**App and web page records**

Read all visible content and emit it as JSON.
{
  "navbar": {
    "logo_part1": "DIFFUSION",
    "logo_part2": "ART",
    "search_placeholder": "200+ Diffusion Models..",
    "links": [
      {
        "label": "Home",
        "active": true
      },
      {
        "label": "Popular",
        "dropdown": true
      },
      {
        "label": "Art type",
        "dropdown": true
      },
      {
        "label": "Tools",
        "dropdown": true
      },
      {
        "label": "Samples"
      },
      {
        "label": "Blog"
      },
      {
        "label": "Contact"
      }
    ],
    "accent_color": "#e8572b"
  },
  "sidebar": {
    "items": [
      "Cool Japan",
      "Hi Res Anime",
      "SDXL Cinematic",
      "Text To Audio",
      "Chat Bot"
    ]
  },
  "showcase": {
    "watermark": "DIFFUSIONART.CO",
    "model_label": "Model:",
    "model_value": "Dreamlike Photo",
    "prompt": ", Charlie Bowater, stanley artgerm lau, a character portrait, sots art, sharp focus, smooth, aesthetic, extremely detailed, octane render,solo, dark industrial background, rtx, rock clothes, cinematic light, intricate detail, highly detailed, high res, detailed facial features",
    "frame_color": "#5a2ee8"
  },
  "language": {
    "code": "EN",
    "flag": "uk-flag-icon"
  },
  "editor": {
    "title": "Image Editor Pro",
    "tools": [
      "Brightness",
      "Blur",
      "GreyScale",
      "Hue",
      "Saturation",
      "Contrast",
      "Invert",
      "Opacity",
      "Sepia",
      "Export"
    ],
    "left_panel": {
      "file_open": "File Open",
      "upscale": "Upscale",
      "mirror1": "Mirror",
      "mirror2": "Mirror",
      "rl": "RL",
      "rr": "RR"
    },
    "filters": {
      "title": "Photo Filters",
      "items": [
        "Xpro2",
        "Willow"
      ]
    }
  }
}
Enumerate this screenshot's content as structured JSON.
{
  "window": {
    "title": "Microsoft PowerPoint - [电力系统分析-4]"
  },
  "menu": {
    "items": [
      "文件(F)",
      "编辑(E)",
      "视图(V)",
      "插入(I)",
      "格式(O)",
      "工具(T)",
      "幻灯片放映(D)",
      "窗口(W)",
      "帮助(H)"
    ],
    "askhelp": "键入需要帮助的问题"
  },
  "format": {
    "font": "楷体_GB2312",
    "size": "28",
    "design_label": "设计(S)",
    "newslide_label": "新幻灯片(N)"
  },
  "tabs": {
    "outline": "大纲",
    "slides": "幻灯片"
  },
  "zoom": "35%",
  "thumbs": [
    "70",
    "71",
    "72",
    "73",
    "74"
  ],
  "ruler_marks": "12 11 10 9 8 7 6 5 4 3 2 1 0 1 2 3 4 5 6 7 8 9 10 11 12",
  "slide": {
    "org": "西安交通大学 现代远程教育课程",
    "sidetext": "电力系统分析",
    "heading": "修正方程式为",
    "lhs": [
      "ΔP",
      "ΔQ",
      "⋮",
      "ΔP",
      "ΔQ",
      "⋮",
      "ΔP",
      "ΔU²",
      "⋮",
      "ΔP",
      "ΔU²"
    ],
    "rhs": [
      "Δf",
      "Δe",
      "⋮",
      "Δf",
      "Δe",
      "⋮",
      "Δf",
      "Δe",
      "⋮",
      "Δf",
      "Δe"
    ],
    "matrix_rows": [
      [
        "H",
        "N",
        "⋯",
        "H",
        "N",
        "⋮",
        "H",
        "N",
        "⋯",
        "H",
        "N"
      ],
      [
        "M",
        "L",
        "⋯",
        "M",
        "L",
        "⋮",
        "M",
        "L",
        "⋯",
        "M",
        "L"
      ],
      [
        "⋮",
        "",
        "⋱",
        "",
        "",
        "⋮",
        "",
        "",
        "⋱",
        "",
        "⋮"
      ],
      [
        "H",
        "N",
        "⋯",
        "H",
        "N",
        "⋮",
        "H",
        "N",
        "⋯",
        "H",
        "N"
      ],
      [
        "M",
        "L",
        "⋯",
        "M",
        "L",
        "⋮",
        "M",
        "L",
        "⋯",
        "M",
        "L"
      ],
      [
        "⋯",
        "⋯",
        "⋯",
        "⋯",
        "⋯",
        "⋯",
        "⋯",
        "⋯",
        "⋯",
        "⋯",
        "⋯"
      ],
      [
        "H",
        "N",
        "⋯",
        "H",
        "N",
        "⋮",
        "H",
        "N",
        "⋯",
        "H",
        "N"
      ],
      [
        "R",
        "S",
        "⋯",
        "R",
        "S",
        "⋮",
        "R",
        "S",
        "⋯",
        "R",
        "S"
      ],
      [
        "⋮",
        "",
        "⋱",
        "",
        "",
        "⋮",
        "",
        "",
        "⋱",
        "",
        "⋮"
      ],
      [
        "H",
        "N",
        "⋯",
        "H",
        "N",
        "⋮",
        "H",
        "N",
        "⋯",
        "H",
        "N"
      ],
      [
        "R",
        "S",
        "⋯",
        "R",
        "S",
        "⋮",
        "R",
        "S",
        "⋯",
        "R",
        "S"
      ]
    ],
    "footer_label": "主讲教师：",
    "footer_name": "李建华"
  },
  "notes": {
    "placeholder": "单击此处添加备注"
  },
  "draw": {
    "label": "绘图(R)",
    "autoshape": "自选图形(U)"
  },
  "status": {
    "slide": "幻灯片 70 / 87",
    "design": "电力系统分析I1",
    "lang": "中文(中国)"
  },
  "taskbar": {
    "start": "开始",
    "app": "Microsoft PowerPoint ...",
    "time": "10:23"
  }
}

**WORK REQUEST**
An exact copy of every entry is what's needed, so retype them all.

**SOLUTION TO THE EXERCISE**
Read all visible content and emit it as JSON.
{
  "navbar": {
    "logo_part1": "DIFFUSION",
    "logo_part2": "ART",
    "search_placeholder": "200+ Diffusion Models..",
    "links": [
      {
        "label": "Home",
        "active": true
      },
      {
        "label": "Popular",
        "dropdown": true
      },
      {
        "label": "Art type",
        "dropdown": true
      },
      {
        "label": "Tools",
        "dropdown": true
      },
      {
        "label": "Samples"
      },
      {
        "label": "Blog"
      },
      {
        "label": "Contact"
      }
    ],
    "accent_color": "#e8572b"
  },
  "sidebar": {
    "items": [
      "Cool Japan",
      "Hi Res Anime",
      "SDXL Cinematic",
      "Text To Audio",
      "Chat Bot"
    ]
  },
  "showcase": {
    "watermark": "DIFFUSIONART.CO",
    "model_label": "Model:",
    "model_value": "Dreamlike Photo",
    "prompt": ", Charlie Bowater, stanley artgerm lau, a character portrait, sots art, sharp focus, smooth, aesthetic, extremely detailed, octane render,solo, dark industrial background, rtx, rock clothes, cinematic light, intricate detail, highly detailed, high res, detailed facial features",
    "frame_color": "#5a2ee8"
  },
  "language": {
    "code": "EN",
    "flag": "uk-flag-icon"
  },
  "editor": {
    "title": "Image Editor Pro",
    "tools": [
      "Brightness",
      "Blur",
      "GreyScale",
      "Hue",
      "Saturation",
      "Contrast",
      "Invert",
      "Opacity",
      "Sepia",
      "Export"
    ],
    "left_panel": {
      "file_open": "File Open",
      "upscale": "Upscale",
      "mirror1": "Mirror",
      "mirror2": "Mirror",
      "rl": "RL",
      "rr": "RR"
    },
    "filters": {
      "title": "Photo Filters",
      "items": [
        "Xpro2",
        "Willow"
      ]
    }
  }
}
Enumerate this screenshot's content as structured JSON.
{
  "window": {
    "title": "Microsoft PowerPoint - [电力系统分析-4]"
  },
  "menu": {
    "items": [
      "文件(F)",
      "编辑(E)",
      "视图(V)",
      "插入(I)",
      "格式(O)",
      "工具(T)",
      "幻灯片放映(D)",
      "窗口(W)",
      "帮助(H)"
    ],
    "askhelp": "键入需要帮助的问题"
  },
  "format": {
    "font": "楷体_GB2312",
    "size": "28",
    "design_label": "设计(S)",
    "newslide_label": "新幻灯片(N)"
  },
  "tabs": {
    "outline": "大纲",
    "slides": "幻灯片"
  },
  "zoom": "35%",
  "thumbs": [
    "70",
    "71",
    "72",
    "73",
    "74"
  ],
  "ruler_marks": "12 11 10 9 8 7 6 5 4 3 2 1 0 1 2 3 4 5 6 7 8 9 10 11 12",
  "slide": {
    "org": "西安交通大学 现代远程教育课程",
    "sidetext": "电力系统分析",
    "heading": "修正方程式为",
    "lhs": [
      "ΔP",
      "ΔQ",
      "⋮",
      "ΔP",
      "ΔQ",
      "⋮",
      "ΔP",
      "ΔU²",
      "⋮",
      "ΔP",
      "ΔU²"
    ],
    "rhs": [
      "Δf",
      "Δe",
      "⋮",
      "Δf",
      "Δe",
      "⋮",
      "Δf",
      "Δe",
      "⋮",
      "Δf",
      "Δe"
    ],
    "matrix_rows": [
      [
        "H",
        "N",
        "⋯",
        "H",
        "N",
        "⋮",
        "H",
        "N",
        "⋯",
        "H",
        "N"
      ],
      [
        "M",
        "L",
        "⋯",
        "M",
        "L",
        "⋮",
        "M",
        "L",
        "⋯",
        "M",
        "L"
      ],
      [
        "⋮",
        "",
        "⋱",
        "",
        "",
        "⋮",
        "",
        "",
        "⋱",
        "",
        "⋮"
      ],
      [
        "H",
        "N",
        "⋯",
        "H",
        "N",
        "⋮",
        "H",
        "N",
        "⋯",
        "H",
        "N"
      ],
      [
        "M",
        "L",
        "⋯",
        "M",
        "L",
        "⋮",
        "M",
        "L",
        "⋯",
        "M",
        "L"
      ],
      [
        "⋯",
        "⋯",
        "⋯",
        "⋯",
        "⋯",
        "⋯",
        "⋯",
        "⋯",
        "⋯",
        "⋯",
        "⋯"
      ],
      [
        "H",
        "N",
        "⋯",
        "H",
        "N",
        "⋮",
        "H",
        "N",
        "⋯",
        "H",
        "N"
      ],
      [
        "R",
        "S",
        "⋯",
        "R",
        "S",
        "⋮",
        "R",
        "S",
        "⋯",
        "R",
        "S"
      ],
      [
        "⋮",
        "",
        "⋱",
        "",
        "",
        "⋮",
        "",
        "",
        "⋱",
        "",
        "⋮"
      ],
      [
        "H",
        "N",
        "⋯",
        "H",
        "N",
        "⋮",
        "H",
        "N",
        "⋯",
        "H",
        "N"
      ],
      [
        "R",
        "S",
        "⋯",
        "R",
        "S",
        "⋮",
        "R",
        "S",
        "⋯",
        "R",
        "S"
      ]
    ],
    "footer_label": "主讲教师：",
    "footer_name": "李建华"
  },
  "notes": {
    "placeholder": "单击此处添加备注"
  },
  "draw": {
    "label": "绘图(R)",
    "autoshape": "自选图形(U)"
  },
  "status": {
    "slide": "幻灯片 70 / 87",
    "design": "电力系统分析I1",
    "lang": "中文(中国)"
  },
  "taskbar": {
    "start": "开始",
    "app": "Microsoft PowerPoint ...",
    "time": "10:23"
  }
}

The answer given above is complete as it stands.